Exim says that all installations of its MTA were vulnerable to a condition in which an attacker with any level of privileges on the server could gain root privileges. The versions of cPanel & WHM listed below are protected against the attack on Exim. Any version prior to the current versions listed below are vulnerable:
You can confirm that your server is protected simply by logging into WHM and checking the version listed at the top of the screen, as shown in the image below:
Note: the “build” listed after the version represents the final digits in the release version. In the example above, WHM 54.0 (build 18) indicates that the version is 54.0.18.
If you are not already on the latest version of cPanel, follow these instructions to enable automatic updates. Once you click the Save button to change your settings, you will have the option to update the server to the latest version immediately by clicking the link in the confirmation message as shown below:
There’s a new POODLE in town, but unfortunately it’s not the kind of pooch you want around. POODLE stands for Padding Oracle On Downgraded Legacy Encryption. It’s an exploit that, although not considered to be as serious as Heartbleed, is one that should still be protected against. For more information read the Google Blog.
Fortunately, protecting your WHM/cPanel server is easy. Just follow the steps below:
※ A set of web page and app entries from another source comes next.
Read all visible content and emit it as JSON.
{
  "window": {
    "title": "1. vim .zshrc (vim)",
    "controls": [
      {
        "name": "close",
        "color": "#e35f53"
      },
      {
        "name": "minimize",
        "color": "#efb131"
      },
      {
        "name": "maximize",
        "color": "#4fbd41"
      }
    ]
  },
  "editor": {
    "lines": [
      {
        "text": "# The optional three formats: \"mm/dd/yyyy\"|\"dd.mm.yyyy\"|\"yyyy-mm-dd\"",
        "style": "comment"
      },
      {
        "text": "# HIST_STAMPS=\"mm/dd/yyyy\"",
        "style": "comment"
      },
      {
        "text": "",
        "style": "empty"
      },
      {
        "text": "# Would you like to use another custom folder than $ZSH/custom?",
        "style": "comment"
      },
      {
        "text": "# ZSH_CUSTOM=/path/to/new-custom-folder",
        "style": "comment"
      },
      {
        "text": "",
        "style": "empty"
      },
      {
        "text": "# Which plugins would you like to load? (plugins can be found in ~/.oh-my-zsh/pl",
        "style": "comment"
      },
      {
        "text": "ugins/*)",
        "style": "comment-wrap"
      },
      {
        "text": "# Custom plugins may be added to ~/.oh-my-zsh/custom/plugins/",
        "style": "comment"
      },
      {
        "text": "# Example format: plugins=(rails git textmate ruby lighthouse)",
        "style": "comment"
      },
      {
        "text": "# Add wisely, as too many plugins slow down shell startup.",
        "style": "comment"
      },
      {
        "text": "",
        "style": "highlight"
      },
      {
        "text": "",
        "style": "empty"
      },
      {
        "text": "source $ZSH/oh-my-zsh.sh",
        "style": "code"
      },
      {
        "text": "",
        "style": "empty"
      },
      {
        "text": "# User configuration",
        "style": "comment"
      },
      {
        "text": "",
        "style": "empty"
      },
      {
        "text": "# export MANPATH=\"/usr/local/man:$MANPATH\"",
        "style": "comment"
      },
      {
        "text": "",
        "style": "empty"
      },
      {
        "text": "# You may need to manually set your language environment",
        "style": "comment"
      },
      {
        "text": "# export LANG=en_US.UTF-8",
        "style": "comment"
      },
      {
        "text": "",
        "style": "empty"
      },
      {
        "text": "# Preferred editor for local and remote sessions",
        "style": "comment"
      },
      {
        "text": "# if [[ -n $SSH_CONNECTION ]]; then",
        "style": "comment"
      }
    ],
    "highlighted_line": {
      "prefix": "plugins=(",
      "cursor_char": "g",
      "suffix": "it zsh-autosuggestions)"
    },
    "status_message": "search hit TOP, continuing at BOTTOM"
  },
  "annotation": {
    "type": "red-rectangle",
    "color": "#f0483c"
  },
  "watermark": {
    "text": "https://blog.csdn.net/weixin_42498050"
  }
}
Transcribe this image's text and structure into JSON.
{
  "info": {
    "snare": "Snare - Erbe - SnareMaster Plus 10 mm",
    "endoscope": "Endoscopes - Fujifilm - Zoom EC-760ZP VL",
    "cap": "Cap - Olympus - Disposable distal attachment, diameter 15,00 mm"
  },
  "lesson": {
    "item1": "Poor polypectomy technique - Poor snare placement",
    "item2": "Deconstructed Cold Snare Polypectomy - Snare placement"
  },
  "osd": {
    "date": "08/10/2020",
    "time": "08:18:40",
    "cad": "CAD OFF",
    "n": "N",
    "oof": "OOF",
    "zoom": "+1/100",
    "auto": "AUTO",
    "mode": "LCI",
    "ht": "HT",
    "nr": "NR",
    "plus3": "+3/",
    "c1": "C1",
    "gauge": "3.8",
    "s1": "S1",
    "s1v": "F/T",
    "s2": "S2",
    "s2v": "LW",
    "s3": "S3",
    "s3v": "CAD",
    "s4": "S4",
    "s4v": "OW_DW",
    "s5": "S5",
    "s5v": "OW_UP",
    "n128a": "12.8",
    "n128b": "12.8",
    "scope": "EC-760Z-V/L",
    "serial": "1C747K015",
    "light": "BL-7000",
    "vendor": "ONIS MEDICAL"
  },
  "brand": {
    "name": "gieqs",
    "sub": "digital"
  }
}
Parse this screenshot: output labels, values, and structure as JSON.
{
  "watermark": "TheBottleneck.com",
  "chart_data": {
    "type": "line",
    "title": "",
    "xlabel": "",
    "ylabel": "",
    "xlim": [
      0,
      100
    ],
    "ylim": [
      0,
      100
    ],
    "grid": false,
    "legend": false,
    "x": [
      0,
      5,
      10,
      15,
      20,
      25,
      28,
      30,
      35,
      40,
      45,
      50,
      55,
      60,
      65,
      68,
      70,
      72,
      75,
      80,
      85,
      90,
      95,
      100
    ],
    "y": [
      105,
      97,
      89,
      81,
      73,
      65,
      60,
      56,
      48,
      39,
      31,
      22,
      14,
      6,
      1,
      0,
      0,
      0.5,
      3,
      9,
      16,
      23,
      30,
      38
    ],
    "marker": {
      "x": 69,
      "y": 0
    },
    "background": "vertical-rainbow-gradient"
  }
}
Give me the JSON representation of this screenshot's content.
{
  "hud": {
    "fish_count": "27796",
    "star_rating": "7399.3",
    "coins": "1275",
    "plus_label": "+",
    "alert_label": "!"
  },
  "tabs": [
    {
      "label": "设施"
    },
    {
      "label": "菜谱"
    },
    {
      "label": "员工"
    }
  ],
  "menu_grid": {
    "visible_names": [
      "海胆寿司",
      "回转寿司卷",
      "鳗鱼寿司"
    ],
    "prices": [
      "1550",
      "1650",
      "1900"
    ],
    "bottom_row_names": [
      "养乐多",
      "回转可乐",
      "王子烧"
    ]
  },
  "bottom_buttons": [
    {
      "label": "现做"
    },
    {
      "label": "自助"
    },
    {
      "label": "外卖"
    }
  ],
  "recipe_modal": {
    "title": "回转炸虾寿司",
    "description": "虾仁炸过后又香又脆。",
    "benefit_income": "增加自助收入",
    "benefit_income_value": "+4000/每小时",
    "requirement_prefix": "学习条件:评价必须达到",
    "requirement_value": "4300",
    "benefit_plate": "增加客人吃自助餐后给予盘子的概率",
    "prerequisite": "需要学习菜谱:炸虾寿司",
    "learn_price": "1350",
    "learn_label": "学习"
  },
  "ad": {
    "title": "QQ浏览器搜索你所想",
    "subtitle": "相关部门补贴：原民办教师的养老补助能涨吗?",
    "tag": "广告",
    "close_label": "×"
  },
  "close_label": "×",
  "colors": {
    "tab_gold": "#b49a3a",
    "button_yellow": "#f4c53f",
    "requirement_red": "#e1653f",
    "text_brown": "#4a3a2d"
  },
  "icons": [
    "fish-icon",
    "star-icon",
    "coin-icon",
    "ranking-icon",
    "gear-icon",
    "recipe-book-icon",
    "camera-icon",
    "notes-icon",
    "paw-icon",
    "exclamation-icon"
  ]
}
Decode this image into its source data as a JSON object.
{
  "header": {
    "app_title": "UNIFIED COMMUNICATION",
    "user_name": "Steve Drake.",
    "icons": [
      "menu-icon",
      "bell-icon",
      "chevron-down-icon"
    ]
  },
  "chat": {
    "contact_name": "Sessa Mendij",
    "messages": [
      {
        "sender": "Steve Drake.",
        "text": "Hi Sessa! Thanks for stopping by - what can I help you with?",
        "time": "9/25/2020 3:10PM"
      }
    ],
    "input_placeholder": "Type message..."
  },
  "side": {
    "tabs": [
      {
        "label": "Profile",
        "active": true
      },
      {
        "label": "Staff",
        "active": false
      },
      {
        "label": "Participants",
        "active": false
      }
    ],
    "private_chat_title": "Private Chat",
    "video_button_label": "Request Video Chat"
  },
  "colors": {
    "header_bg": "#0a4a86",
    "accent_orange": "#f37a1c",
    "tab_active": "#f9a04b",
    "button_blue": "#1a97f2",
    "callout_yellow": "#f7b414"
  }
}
Servers do a fantastic job of writing down in log files what is happening right that moment. While going back and reading logs later to determine what happened in the past is helpful, it is also useful to watch logs in real time. Linux provides a command line tool that lets us do just that: tail. Continue reading “How To: Watch Server Logs in Real Time”→
One of the best tools you can use when tracking down e-mail problems is mail logs. On Liquid Web’s cPanel servers, we have turned on all of exim’s logging capabilities. Full logging means that there is a lot going on, and trying to decipher the logs can be cryptic at first. Let’s take a look at how they are composed. Continue reading “How To: Read An Exim Maillog”→
Due to the nature of the Internet, services for one domain do not need to be on one server. The website and email for a domain do not need to be on the same physical server. DNS is used to direct the traffic to the correct place, but DNS alone will not get all the bits to where they are supposed to be. Exim, cPanel’s SMTP service needs a little help beyond DNS in order to know how to handle mail that is generated locally. This is where /etc/localdomains and /etc/remotedomains come into play.
Perhaps a particular domain on your cPanel server has stopped receiving e-mail. Or, an address on your domain is able to receive e-mail, except from your supplier. Maybe you can receive e-mail just fine, but are receiving error message bounce-backs from Yahoo. How are you going to get the fine-grained information you need to figure out just what is going on?
Many large ISPs restrict the access to port 25 on their networks to attempt to stem the tide of spam sent out from compromised computers. If your ISP is restricting access to port 25 you will not be able to send e-mail through your server, but by enabling SMTP (Simple Mail Transfer Protocol) on a different port, like 26, it may be possible to circumvent the restriction. Continue reading “Configuring an Alternate Port for Outgoing Mail Traffic”→